Agriculturals: While prices of wheat and corn fell sharply this week and continue to trade close to multi-month lows despite yesterday’s increases, the soybean price has gained by 2.3% since the beginning of the week. At present, a bushel of soybeans costs $14.8, the same as it did a month ago. Reasons cited for the decoupling of soybean prices are robust demand, delivery problems in South America and the low US stock levels. The latter are likely to be confirmed by the estimates to be released later today by the US Department of Agriculture. By the end of the current crop year, US soybean stocks look set to dwindle to 124 million bushels. In all probability, the stocks-to-use ratio would then drop to 4% and thus to its lowest level since records began 49 years ago. One factor pointing to increased demand is the fact that China, the largest importer of soybeans, bought considerably less in February and will thus need to replenish its stocks. According to the Chinese customs authorities, soybean imports into China last month totalled a mere 2.9 million tons – this is nearly 40% lower than in January and 24% below the year-on-year figure. It was also the lowest monthly import volume for two years.
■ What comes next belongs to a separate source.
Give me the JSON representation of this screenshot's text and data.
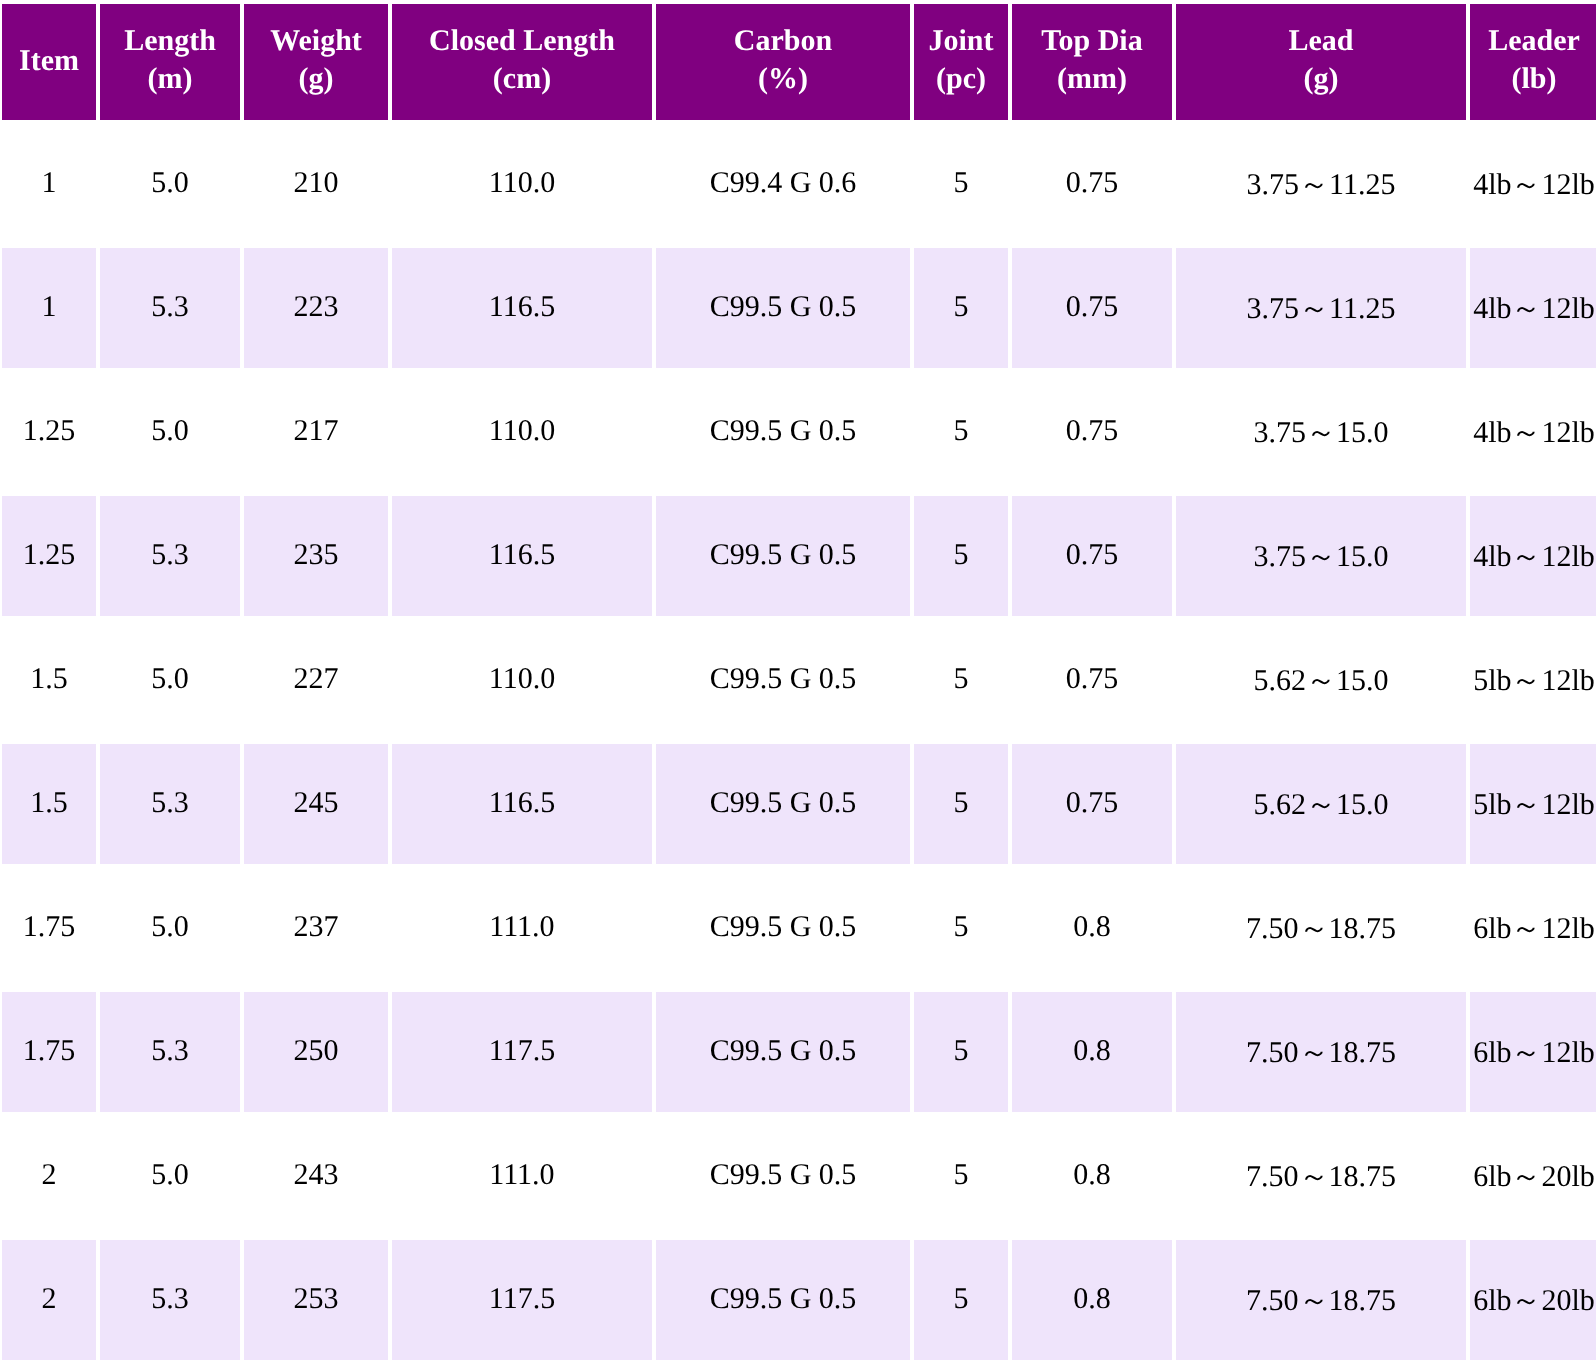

Besides the Chinese New Year celebrations, lower seasonal demand and low processing margins were no doubt responsible for the sharp decline in imports.